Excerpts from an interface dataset
::::::::
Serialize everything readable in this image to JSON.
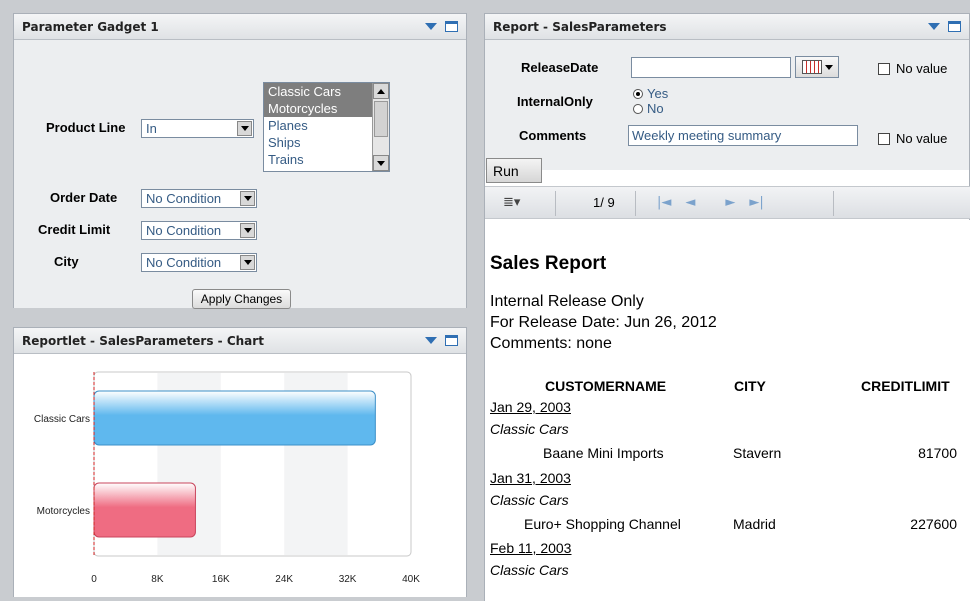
{
  "parameter_gadget": {
    "title": "Parameter Gadget 1",
    "product_line_label": "Product Line",
    "product_line_operator": "In",
    "product_line_options": [
      "Classic Cars",
      "Motorcycles",
      "Planes",
      "Ships",
      "Trains"
    ],
    "product_line_selected": [
      "Classic Cars",
      "Motorcycles"
    ],
    "order_date_label": "Order Date",
    "order_date_value": "No Condition",
    "credit_limit_label": "Credit Limit",
    "credit_limit_value": "No Condition",
    "city_label": "City",
    "city_value": "No Condition",
    "apply_label": "Apply Changes"
  },
  "chart_panel": {
    "title": "Reportlet - SalesParameters - Chart"
  },
  "chart_data": {
    "type": "bar",
    "orientation": "horizontal",
    "categories": [
      "Classic Cars",
      "Motorcycles"
    ],
    "values": [
      35500,
      12800
    ],
    "x_ticks": [
      "0",
      "8K",
      "16K",
      "24K",
      "32K",
      "40K"
    ],
    "xlim": [
      0,
      40000
    ],
    "colors": [
      "#5fb8ee",
      "#ef6c82"
    ],
    "grid": true,
    "legend": "none"
  },
  "report_panel": {
    "title": "Report - SalesParameters",
    "release_date_label": "ReleaseDate",
    "release_date_value": "",
    "no_value_label": "No value",
    "internal_only_label": "InternalOnly",
    "radio_yes": "Yes",
    "radio_no": "No",
    "comments_label": "Comments",
    "comments_value": "Weekly meeting summary",
    "no_value_label_2": "No value",
    "run_label": "Run",
    "page_indicator": "1/ 9"
  },
  "report": {
    "title": "Sales Report",
    "line1": "Internal Release Only",
    "line2": "For Release Date: Jun 26, 2012",
    "line3": "Comments: none",
    "columns": [
      "CUSTOMERNAME",
      "CITY",
      "CREDITLIMIT"
    ],
    "groups": [
      {
        "date": "Jan 29, 2003",
        "product": "Classic Cars",
        "customer": "Baane Mini Imports",
        "city": "Stavern",
        "credit": "81700"
      },
      {
        "date": "Jan 31, 2003",
        "product": "Classic Cars",
        "customer": "Euro+ Shopping Channel",
        "city": "Madrid",
        "credit": "227600"
      },
      {
        "date": "Feb 11, 2003",
        "product": "Classic Cars"
      }
    ]
  }
}
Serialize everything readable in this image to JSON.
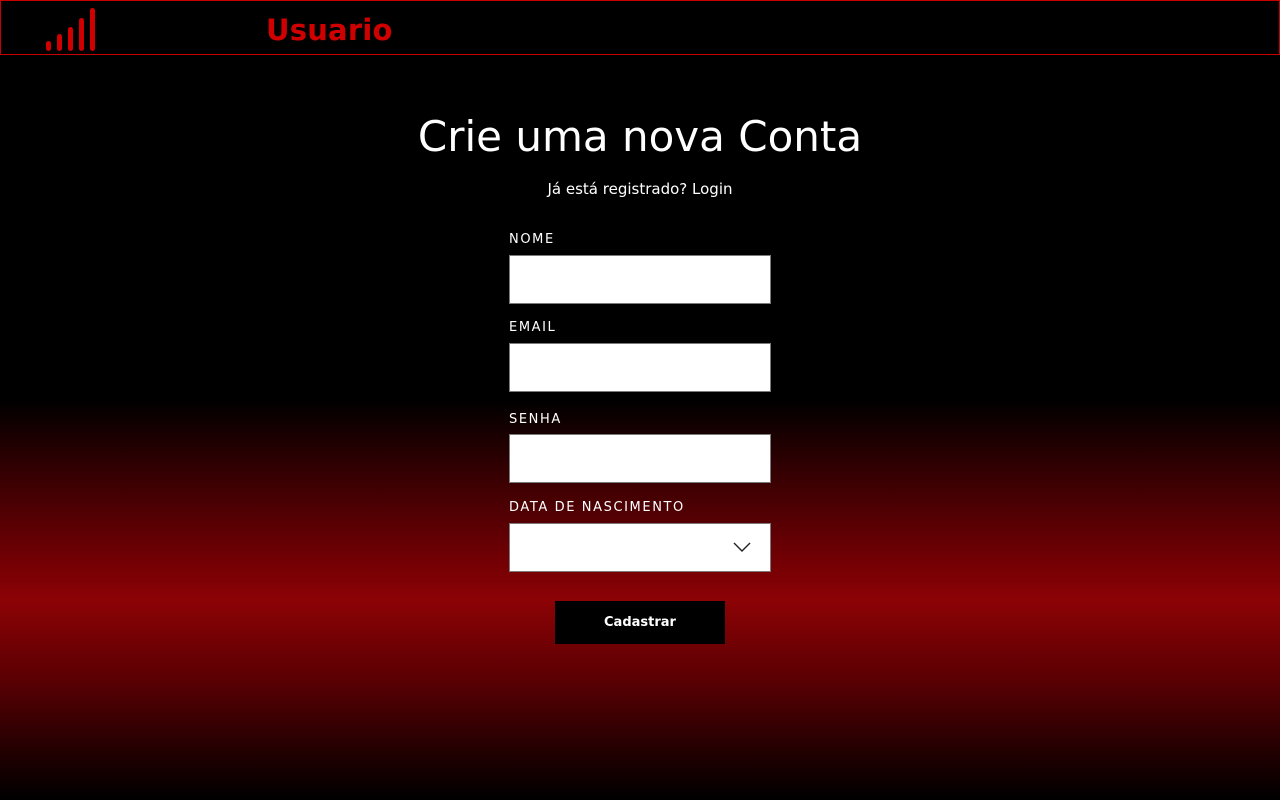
{
  "header": {
    "brand": "Usuario",
    "logo_icon": "signal-bars-icon",
    "accent_color": "#d10000",
    "border_color": "#c80000"
  },
  "form": {
    "title": "Crie uma nova Conta",
    "subtitle_prefix": "Já está registrado?",
    "login_link": "Login",
    "fields": {
      "name_label": "NOME",
      "name_value": "",
      "email_label": "EMAIL",
      "email_value": "",
      "password_label": "SENHA",
      "password_value": "",
      "birthdate_label": "DATA DE NASCIMENTO",
      "birthdate_value": "",
      "dropdown_icon": "chevron-down-icon"
    },
    "submit_label": "Cadastrar"
  },
  "colors": {
    "background_top": "#000000",
    "gradient_red": "#8c0205",
    "field_background": "#ffffff",
    "button_background": "#000000",
    "text": "#ffffff"
  }
}
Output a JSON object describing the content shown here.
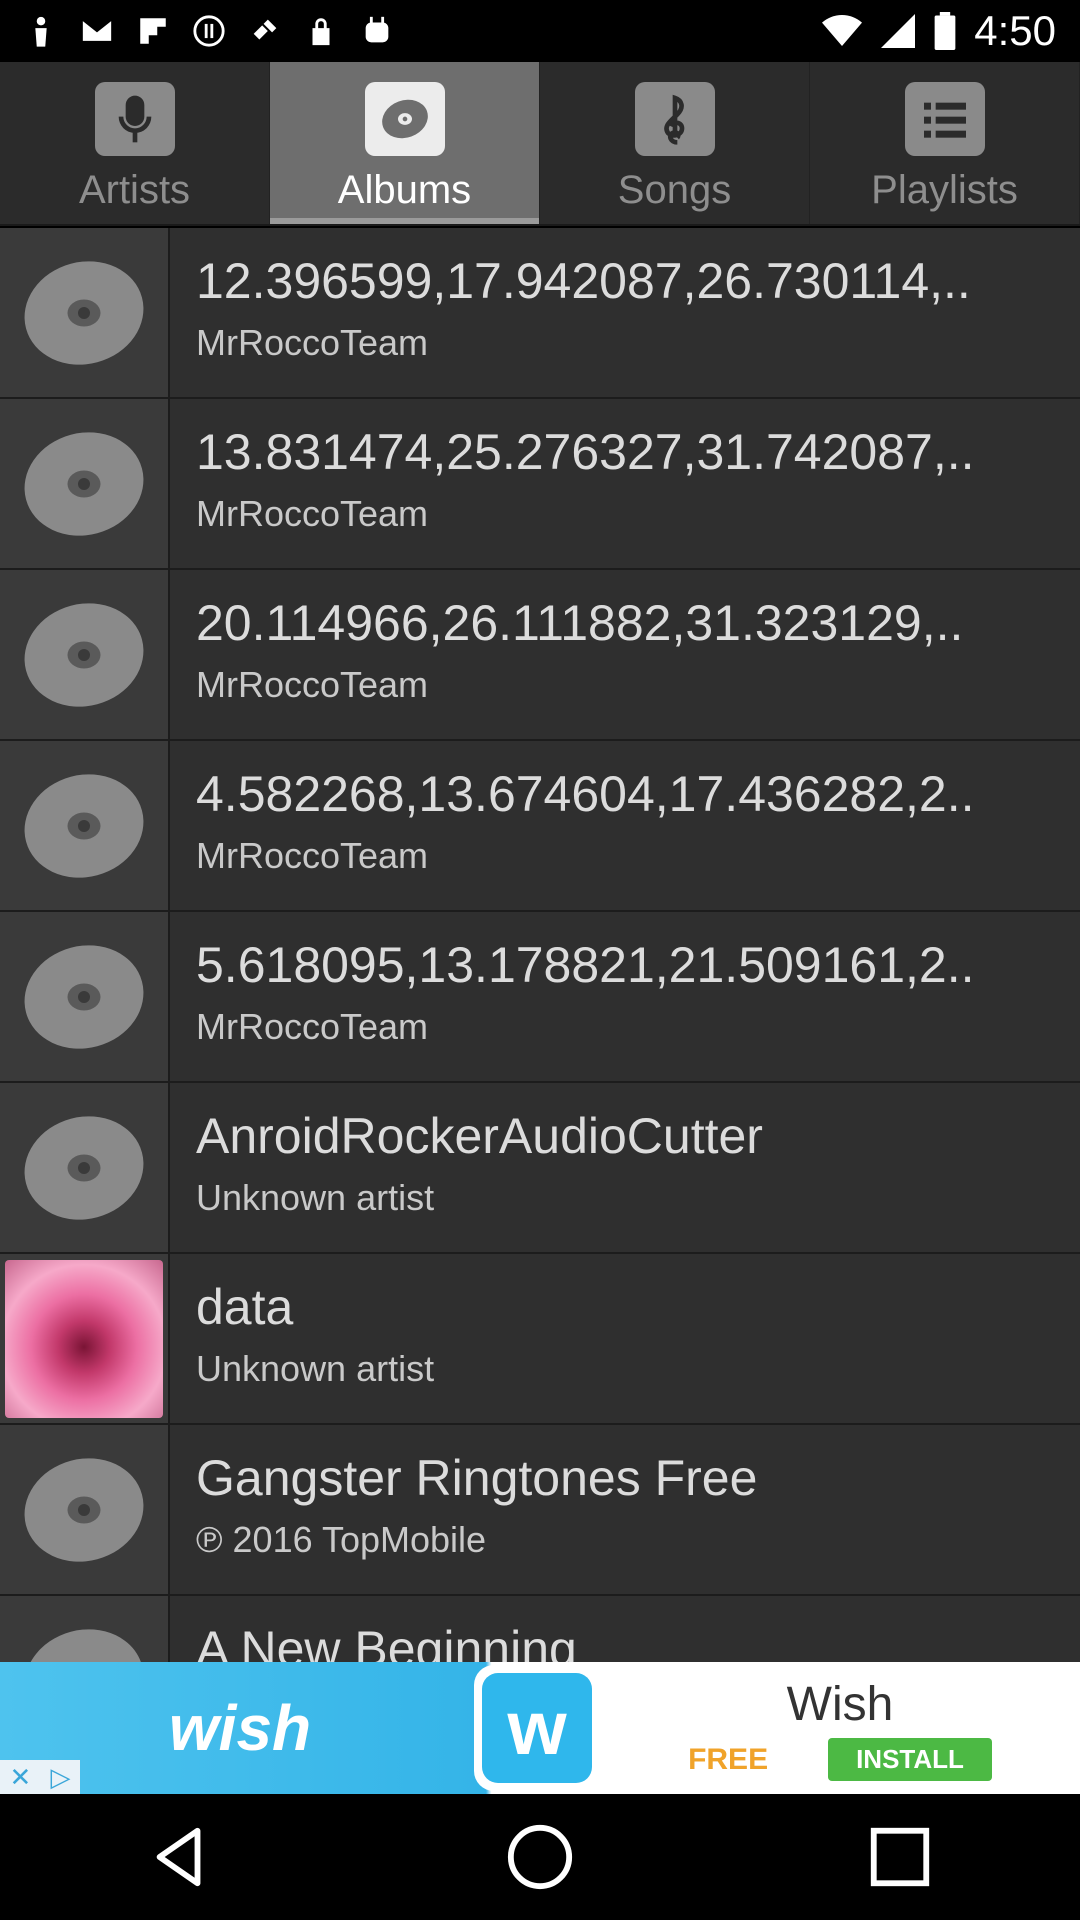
{
  "status_bar": {
    "time": "4:50"
  },
  "tabs": [
    {
      "label": "Artists",
      "icon": "microphone-icon",
      "active": false
    },
    {
      "label": "Albums",
      "icon": "album-disc-icon",
      "active": true
    },
    {
      "label": "Songs",
      "icon": "treble-clef-icon",
      "active": false
    },
    {
      "label": "Playlists",
      "icon": "playlist-icon",
      "active": false
    }
  ],
  "albums": [
    {
      "title": "12.396599,17.942087,26.730114,..",
      "subtitle": "MrRoccoTeam",
      "art": "disc"
    },
    {
      "title": "13.831474,25.276327,31.742087,..",
      "subtitle": "MrRoccoTeam",
      "art": "disc"
    },
    {
      "title": "20.114966,26.111882,31.323129,..",
      "subtitle": "MrRoccoTeam",
      "art": "disc"
    },
    {
      "title": "4.582268,13.674604,17.436282,2..",
      "subtitle": "MrRoccoTeam",
      "art": "disc"
    },
    {
      "title": "5.618095,13.178821,21.509161,2..",
      "subtitle": "MrRoccoTeam",
      "art": "disc"
    },
    {
      "title": "AnroidRockerAudioCutter",
      "subtitle": "Unknown artist",
      "art": "disc"
    },
    {
      "title": "data",
      "subtitle": "Unknown artist",
      "art": "rose-photo"
    },
    {
      "title": "Gangster Ringtones Free",
      "subtitle": "℗ 2016 TopMobile",
      "art": "disc"
    },
    {
      "title": "A New Beginning",
      "subtitle": "",
      "art": "disc"
    }
  ],
  "ad": {
    "wordmark": "wish",
    "logo_letter": "w",
    "title": "Wish",
    "free_label": "FREE",
    "install_label": "INSTALL"
  },
  "colors": {
    "active_tab": "#6e6e6e",
    "list_bg": "#2f2f2f",
    "ad_blue": "#34b4e8",
    "install_green": "#4cb944"
  }
}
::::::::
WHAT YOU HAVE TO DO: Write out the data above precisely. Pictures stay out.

SOLUTION TO THE EXERCISE:
Serialize everything readable in this image to JSON.
{
  "parameter_gadget": {
    "title": "Parameter Gadget 1",
    "product_line_label": "Product Line",
    "product_line_operator": "In",
    "product_line_options": [
      "Classic Cars",
      "Motorcycles",
      "Planes",
      "Ships",
      "Trains"
    ],
    "product_line_selected": [
      "Classic Cars",
      "Motorcycles"
    ],
    "order_date_label": "Order Date",
    "order_date_value": "No Condition",
    "credit_limit_label": "Credit Limit",
    "credit_limit_value": "No Condition",
    "city_label": "City",
    "city_value": "No Condition",
    "apply_label": "Apply Changes"
  },
  "chart_panel": {
    "title": "Reportlet - SalesParameters - Chart"
  },
  "chart_data": {
    "type": "bar",
    "orientation": "horizontal",
    "categories": [
      "Classic Cars",
      "Motorcycles"
    ],
    "values": [
      35500,
      12800
    ],
    "x_ticks": [
      "0",
      "8K",
      "16K",
      "24K",
      "32K",
      "40K"
    ],
    "xlim": [
      0,
      40000
    ],
    "colors": [
      "#5fb8ee",
      "#ef6c82"
    ],
    "grid": true,
    "legend": "none"
  },
  "report_panel": {
    "title": "Report - SalesParameters",
    "release_date_label": "ReleaseDate",
    "release_date_value": "",
    "no_value_label": "No value",
    "internal_only_label": "InternalOnly",
    "radio_yes": "Yes",
    "radio_no": "No",
    "comments_label": "Comments",
    "comments_value": "Weekly meeting summary",
    "no_value_label_2": "No value",
    "run_label": "Run",
    "page_indicator": "1/ 9"
  },
  "report": {
    "title": "Sales Report",
    "line1": "Internal Release Only",
    "line2": "For Release Date: Jun 26, 2012",
    "line3": "Comments: none",
    "columns": [
      "CUSTOMERNAME",
      "CITY",
      "CREDITLIMIT"
    ],
    "groups": [
      {
        "date": "Jan 29, 2003",
        "product": "Classic Cars",
        "customer": "Baane Mini Imports",
        "city": "Stavern",
        "credit": "81700"
      },
      {
        "date": "Jan 31, 2003",
        "product": "Classic Cars",
        "customer": "Euro+ Shopping Channel",
        "city": "Madrid",
        "credit": "227600"
      },
      {
        "date": "Feb 11, 2003",
        "product": "Classic Cars"
      }
    ]
  }
}
Serialize everything readable in this image to JSON.
{
  "header": {
    "brand": "Usuario",
    "logo_icon": "signal-bars-icon",
    "accent_color": "#d10000",
    "border_color": "#c80000"
  },
  "form": {
    "title": "Crie uma nova Conta",
    "subtitle_prefix": "Já está registrado?",
    "login_link": "Login",
    "fields": {
      "name_label": "NOME",
      "name_value": "",
      "email_label": "EMAIL",
      "email_value": "",
      "password_label": "SENHA",
      "password_value": "",
      "birthdate_label": "DATA DE NASCIMENTO",
      "birthdate_value": "",
      "dropdown_icon": "chevron-down-icon"
    },
    "submit_label": "Cadastrar"
  },
  "colors": {
    "background_top": "#000000",
    "gradient_red": "#8c0205",
    "field_background": "#ffffff",
    "button_background": "#000000",
    "text": "#ffffff"
  }
}
Output a JSON object describing the content shown here.
{
  "status_bar": {
    "time": "4:50"
  },
  "tabs": [
    {
      "label": "Artists",
      "icon": "microphone-icon",
      "active": false
    },
    {
      "label": "Albums",
      "icon": "album-disc-icon",
      "active": true
    },
    {
      "label": "Songs",
      "icon": "treble-clef-icon",
      "active": false
    },
    {
      "label": "Playlists",
      "icon": "playlist-icon",
      "active": false
    }
  ],
  "albums": [
    {
      "title": "12.396599,17.942087,26.730114,..",
      "subtitle": "MrRoccoTeam",
      "art": "disc"
    },
    {
      "title": "13.831474,25.276327,31.742087,..",
      "subtitle": "MrRoccoTeam",
      "art": "disc"
    },
    {
      "title": "20.114966,26.111882,31.323129,..",
      "subtitle": "MrRoccoTeam",
      "art": "disc"
    },
    {
      "title": "4.582268,13.674604,17.436282,2..",
      "subtitle": "MrRoccoTeam",
      "art": "disc"
    },
    {
      "title": "5.618095,13.178821,21.509161,2..",
      "subtitle": "MrRoccoTeam",
      "art": "disc"
    },
    {
      "title": "AnroidRockerAudioCutter",
      "subtitle": "Unknown artist",
      "art": "disc"
    },
    {
      "title": "data",
      "subtitle": "Unknown artist",
      "art": "rose-photo"
    },
    {
      "title": "Gangster Ringtones Free",
      "subtitle": "℗ 2016 TopMobile",
      "art": "disc"
    },
    {
      "title": "A New Beginning",
      "subtitle": "",
      "art": "disc"
    }
  ],
  "ad": {
    "wordmark": "wish",
    "logo_letter": "w",
    "title": "Wish",
    "free_label": "FREE",
    "install_label": "INSTALL"
  },
  "colors": {
    "active_tab": "#6e6e6e",
    "list_bg": "#2f2f2f",
    "ad_blue": "#34b4e8",
    "install_green": "#4cb944"
  }
}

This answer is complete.